Problem to solve: As the answer, give every line of the records that includes the word "content".

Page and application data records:
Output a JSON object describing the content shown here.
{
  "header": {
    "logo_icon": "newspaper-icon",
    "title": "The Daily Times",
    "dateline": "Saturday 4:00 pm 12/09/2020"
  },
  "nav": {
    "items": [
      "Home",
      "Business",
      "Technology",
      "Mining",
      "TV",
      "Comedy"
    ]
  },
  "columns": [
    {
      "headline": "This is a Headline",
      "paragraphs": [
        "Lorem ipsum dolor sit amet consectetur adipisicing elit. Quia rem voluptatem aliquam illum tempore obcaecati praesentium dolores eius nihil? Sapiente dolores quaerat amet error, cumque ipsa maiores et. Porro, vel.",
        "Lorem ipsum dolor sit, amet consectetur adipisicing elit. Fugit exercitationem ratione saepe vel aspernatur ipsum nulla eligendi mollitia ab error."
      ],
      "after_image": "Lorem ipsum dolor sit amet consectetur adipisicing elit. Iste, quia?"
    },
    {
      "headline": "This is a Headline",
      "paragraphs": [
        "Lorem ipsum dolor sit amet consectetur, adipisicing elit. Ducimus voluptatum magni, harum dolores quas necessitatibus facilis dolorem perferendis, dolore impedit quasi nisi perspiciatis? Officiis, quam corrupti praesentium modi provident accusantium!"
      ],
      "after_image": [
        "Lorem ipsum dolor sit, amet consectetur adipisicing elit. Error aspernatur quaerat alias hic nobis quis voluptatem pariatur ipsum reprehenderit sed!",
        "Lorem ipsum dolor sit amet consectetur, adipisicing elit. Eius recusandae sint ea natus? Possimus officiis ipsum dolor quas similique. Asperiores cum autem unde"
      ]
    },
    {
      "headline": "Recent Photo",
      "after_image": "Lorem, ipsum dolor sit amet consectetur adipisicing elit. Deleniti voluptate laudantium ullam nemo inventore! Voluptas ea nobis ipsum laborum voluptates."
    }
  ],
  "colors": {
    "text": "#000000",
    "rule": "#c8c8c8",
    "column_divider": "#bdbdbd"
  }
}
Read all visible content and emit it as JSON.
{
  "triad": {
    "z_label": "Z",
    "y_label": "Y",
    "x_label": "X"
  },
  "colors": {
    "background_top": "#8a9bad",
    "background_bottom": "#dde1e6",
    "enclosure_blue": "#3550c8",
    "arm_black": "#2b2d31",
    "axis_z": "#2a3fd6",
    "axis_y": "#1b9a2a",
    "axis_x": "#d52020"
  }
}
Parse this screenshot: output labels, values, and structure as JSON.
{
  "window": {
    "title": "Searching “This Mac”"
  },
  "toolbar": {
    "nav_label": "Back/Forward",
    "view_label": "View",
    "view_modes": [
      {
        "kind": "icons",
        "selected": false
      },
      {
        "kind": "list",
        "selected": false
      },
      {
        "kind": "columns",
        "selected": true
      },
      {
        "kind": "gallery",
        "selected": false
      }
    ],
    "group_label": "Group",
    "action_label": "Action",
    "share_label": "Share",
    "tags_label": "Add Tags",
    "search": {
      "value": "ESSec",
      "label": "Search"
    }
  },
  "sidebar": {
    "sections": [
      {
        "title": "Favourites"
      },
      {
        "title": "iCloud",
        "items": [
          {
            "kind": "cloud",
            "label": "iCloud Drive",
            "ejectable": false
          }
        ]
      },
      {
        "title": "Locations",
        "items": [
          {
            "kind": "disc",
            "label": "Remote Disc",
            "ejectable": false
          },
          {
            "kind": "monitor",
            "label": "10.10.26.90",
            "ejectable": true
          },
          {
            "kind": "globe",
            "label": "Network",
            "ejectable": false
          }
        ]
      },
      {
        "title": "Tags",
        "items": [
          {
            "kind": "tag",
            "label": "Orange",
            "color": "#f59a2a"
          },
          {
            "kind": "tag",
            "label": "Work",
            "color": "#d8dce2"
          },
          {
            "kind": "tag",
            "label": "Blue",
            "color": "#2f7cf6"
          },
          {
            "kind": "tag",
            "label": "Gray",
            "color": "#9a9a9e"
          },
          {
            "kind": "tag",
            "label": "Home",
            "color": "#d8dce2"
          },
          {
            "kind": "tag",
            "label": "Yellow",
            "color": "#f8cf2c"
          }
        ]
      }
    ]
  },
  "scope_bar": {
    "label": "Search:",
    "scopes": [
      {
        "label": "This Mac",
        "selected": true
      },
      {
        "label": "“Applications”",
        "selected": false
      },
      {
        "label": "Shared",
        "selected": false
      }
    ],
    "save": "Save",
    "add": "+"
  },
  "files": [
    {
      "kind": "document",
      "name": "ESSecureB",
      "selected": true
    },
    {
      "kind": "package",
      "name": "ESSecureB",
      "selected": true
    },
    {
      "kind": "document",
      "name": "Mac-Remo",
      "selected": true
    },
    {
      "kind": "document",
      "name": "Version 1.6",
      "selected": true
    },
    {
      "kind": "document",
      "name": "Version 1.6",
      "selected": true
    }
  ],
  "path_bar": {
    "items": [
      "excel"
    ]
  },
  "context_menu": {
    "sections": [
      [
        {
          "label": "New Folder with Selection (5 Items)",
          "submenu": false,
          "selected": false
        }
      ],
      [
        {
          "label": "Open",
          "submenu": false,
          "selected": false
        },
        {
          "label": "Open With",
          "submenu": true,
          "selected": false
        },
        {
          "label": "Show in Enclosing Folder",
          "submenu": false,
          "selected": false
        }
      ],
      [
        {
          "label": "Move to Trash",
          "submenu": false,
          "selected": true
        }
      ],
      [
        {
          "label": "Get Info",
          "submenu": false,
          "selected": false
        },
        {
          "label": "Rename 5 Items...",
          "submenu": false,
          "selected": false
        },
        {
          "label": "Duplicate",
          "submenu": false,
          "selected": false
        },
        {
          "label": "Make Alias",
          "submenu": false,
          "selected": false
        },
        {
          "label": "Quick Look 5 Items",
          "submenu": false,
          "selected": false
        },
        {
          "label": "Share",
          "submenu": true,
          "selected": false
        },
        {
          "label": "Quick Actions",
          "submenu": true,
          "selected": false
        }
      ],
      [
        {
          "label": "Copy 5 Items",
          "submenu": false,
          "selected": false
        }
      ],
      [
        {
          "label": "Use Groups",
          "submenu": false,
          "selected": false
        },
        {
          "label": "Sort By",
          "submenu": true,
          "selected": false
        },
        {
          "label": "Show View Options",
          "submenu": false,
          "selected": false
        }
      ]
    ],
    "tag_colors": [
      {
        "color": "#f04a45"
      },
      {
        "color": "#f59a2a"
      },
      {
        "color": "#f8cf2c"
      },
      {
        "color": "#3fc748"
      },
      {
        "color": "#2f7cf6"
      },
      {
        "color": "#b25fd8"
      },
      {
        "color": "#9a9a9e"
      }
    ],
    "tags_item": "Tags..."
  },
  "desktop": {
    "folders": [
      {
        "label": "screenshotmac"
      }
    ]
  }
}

Exercise result:
Output a JSON object describing the content shown here.
Read all visible content and emit it as JSON.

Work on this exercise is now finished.